To do:
Reply with each record repeated exactly.
::::::::
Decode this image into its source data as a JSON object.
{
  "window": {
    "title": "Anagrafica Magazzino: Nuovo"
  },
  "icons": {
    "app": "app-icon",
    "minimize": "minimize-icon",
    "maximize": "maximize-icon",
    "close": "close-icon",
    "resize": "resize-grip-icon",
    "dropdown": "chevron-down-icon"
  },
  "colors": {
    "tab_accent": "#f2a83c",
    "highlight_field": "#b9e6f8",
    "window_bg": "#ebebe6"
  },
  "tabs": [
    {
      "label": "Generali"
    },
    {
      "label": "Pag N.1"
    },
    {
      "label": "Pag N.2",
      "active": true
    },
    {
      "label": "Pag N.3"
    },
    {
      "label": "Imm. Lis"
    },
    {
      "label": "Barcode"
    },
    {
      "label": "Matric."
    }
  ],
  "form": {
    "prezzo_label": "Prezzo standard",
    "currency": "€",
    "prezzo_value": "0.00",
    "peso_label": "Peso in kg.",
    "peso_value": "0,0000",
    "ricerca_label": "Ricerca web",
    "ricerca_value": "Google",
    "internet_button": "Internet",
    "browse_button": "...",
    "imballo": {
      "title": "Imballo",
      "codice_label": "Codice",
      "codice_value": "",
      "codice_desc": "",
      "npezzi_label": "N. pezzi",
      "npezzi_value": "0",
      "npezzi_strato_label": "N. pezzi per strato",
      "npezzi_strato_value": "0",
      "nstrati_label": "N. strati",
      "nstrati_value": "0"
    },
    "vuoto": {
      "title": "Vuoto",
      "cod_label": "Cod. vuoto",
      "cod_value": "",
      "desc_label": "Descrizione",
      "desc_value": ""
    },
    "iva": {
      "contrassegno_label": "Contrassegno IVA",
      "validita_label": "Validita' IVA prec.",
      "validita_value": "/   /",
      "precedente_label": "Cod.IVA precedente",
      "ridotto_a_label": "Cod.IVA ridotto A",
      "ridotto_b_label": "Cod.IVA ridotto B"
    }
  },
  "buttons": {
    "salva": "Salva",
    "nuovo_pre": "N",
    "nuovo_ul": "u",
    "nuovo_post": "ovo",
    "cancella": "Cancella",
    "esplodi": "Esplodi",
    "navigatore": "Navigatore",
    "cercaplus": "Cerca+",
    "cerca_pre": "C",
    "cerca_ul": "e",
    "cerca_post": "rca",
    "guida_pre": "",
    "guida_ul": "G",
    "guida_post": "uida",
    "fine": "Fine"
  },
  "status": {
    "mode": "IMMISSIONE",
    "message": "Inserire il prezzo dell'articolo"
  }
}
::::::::
Written answer:
Decode this image into its source data as a JSON object.
{
  "window": {
    "title": "Anagrafica Magazzino: Nuovo"
  },
  "icons": {
    "app": "app-icon",
    "minimize": "minimize-icon",
    "maximize": "maximize-icon",
    "close": "close-icon",
    "resize": "resize-grip-icon",
    "dropdown": "chevron-down-icon"
  },
  "colors": {
    "tab_accent": "#f2a83c",
    "highlight_field": "#b9e6f8",
    "window_bg": "#ebebe6"
  },
  "tabs": [
    {
      "label": "Generali"
    },
    {
      "label": "Pag N.1"
    },
    {
      "label": "Pag N.2",
      "active": true
    },
    {
      "label": "Pag N.3"
    },
    {
      "label": "Imm. Lis"
    },
    {
      "label": "Barcode"
    },
    {
      "label": "Matric."
    }
  ],
  "form": {
    "prezzo_label": "Prezzo standard",
    "currency": "€",
    "prezzo_value": "0.00",
    "peso_label": "Peso in kg.",
    "peso_value": "0,0000",
    "ricerca_label": "Ricerca web",
    "ricerca_value": "Google",
    "internet_button": "Internet",
    "browse_button": "...",
    "imballo": {
      "title": "Imballo",
      "codice_label": "Codice",
      "codice_value": "",
      "codice_desc": "",
      "npezzi_label": "N. pezzi",
      "npezzi_value": "0",
      "npezzi_strato_label": "N. pezzi per strato",
      "npezzi_strato_value": "0",
      "nstrati_label": "N. strati",
      "nstrati_value": "0"
    },
    "vuoto": {
      "title": "Vuoto",
      "cod_label": "Cod. vuoto",
      "cod_value": "",
      "desc_label": "Descrizione",
      "desc_value": ""
    },
    "iva": {
      "contrassegno_label": "Contrassegno IVA",
      "validita_label": "Validita' IVA prec.",
      "validita_value": "/   /",
      "precedente_label": "Cod.IVA precedente",
      "ridotto_a_label": "Cod.IVA ridotto A",
      "ridotto_b_label": "Cod.IVA ridotto B"
    }
  },
  "buttons": {
    "salva": "Salva",
    "nuovo_pre": "N",
    "nuovo_ul": "u",
    "nuovo_post": "ovo",
    "cancella": "Cancella",
    "esplodi": "Esplodi",
    "navigatore": "Navigatore",
    "cercaplus": "Cerca+",
    "cerca_pre": "C",
    "cerca_ul": "e",
    "cerca_post": "rca",
    "guida_pre": "",
    "guida_ul": "G",
    "guida_post": "uida",
    "fine": "Fine"
  },
  "status": {
    "mode": "IMMISSIONE",
    "message": "Inserire il prezzo dell'articolo"
  }
}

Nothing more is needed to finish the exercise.